* Requirement: Give the records below again, exactly as they appear.

Segment Open

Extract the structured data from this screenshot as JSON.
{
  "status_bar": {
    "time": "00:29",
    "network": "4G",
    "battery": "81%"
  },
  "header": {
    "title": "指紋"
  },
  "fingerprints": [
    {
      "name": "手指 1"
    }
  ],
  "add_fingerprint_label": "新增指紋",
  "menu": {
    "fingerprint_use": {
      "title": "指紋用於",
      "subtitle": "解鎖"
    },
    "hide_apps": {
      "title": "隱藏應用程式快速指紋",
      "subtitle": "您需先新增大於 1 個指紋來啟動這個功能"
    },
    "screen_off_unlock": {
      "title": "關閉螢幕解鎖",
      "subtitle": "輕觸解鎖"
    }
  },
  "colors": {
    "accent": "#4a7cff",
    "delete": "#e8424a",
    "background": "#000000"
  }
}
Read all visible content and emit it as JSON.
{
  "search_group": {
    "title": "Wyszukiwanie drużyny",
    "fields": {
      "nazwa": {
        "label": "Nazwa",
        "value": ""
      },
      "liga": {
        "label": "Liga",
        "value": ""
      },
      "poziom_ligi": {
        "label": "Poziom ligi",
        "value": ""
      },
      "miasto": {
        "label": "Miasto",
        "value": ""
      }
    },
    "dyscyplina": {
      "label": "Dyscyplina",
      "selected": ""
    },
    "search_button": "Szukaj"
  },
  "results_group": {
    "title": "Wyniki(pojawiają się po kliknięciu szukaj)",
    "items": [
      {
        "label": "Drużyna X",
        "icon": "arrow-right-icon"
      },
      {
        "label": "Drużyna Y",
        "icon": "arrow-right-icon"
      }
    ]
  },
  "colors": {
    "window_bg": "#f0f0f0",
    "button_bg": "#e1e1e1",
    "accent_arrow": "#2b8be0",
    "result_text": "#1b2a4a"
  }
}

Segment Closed

* Result of the exercise:
Extract the structured data from this screenshot as JSON.
{
  "status_bar": {
    "time": "00:29",
    "network": "4G",
    "battery": "81%"
  },
  "header": {
    "title": "指紋"
  },
  "fingerprints": [
    {
      "name": "手指 1"
    }
  ],
  "add_fingerprint_label": "新增指紋",
  "menu": {
    "fingerprint_use": {
      "title": "指紋用於",
      "subtitle": "解鎖"
    },
    "hide_apps": {
      "title": "隱藏應用程式快速指紋",
      "subtitle": "您需先新增大於 1 個指紋來啟動這個功能"
    },
    "screen_off_unlock": {
      "title": "關閉螢幕解鎖",
      "subtitle": "輕觸解鎖"
    }
  },
  "colors": {
    "accent": "#4a7cff",
    "delete": "#e8424a",
    "background": "#000000"
  }
}
Read all visible content and emit it as JSON.
{
  "search_group": {
    "title": "Wyszukiwanie drużyny",
    "fields": {
      "nazwa": {
        "label": "Nazwa",
        "value": ""
      },
      "liga": {
        "label": "Liga",
        "value": ""
      },
      "poziom_ligi": {
        "label": "Poziom ligi",
        "value": ""
      },
      "miasto": {
        "label": "Miasto",
        "value": ""
      }
    },
    "dyscyplina": {
      "label": "Dyscyplina",
      "selected": ""
    },
    "search_button": "Szukaj"
  },
  "results_group": {
    "title": "Wyniki(pojawiają się po kliknięciu szukaj)",
    "items": [
      {
        "label": "Drużyna X",
        "icon": "arrow-right-icon"
      },
      {
        "label": "Drużyna Y",
        "icon": "arrow-right-icon"
      }
    ]
  },
  "colors": {
    "window_bg": "#f0f0f0",
    "button_bg": "#e1e1e1",
    "accent_arrow": "#2b8be0",
    "result_text": "#1b2a4a"
  }
}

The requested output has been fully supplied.